- **Input data**:

*****

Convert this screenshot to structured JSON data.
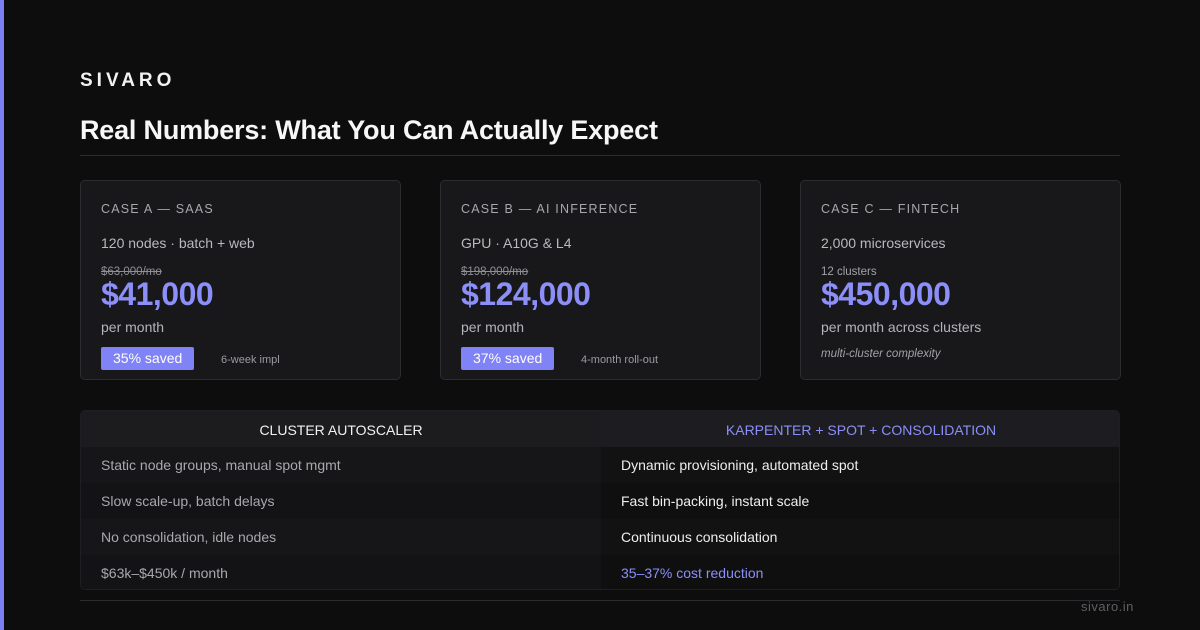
{
  "brand": "SIVARO",
  "title": "Real Numbers: What You Can Actually Expect",
  "cases": [
    {
      "label": "CASE A — SAAS",
      "desc": "120 nodes · batch + web",
      "old_price": "$63,000/mo",
      "price": "$41,000",
      "sub": "per month",
      "badge": "35% saved",
      "meta": "6-week impl"
    },
    {
      "label": "CASE B — AI INFERENCE",
      "desc": "GPU · A10G & L4",
      "old_price": "$198,000/mo",
      "price": "$124,000",
      "sub": "per month",
      "badge": "37% saved",
      "meta": "4-month roll-out"
    },
    {
      "label": "CASE C — FINTECH",
      "desc": "2,000 microservices",
      "note": "12 clusters",
      "price": "$450,000",
      "sub": "per month across clusters",
      "italic": "multi-cluster complexity"
    }
  ],
  "comparison": {
    "left": {
      "heading": "CLUSTER AUTOSCALER",
      "rows": [
        "Static node groups, manual spot mgmt",
        "Slow scale-up, batch delays",
        "No consolidation, idle nodes",
        "$63k–$450k / month"
      ]
    },
    "right": {
      "heading": "KARPENTER + SPOT + CONSOLIDATION",
      "rows": [
        "Dynamic provisioning, automated spot",
        "Fast bin-packing, instant scale",
        "Continuous consolidation",
        "35–37% cost reduction"
      ]
    }
  },
  "footer": "sivaro.in",
  "colors": {
    "accent": "#7b7ff0",
    "highlight": "#8b8ff7",
    "background": "#0d0d0e"
  }
}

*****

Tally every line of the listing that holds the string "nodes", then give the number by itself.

2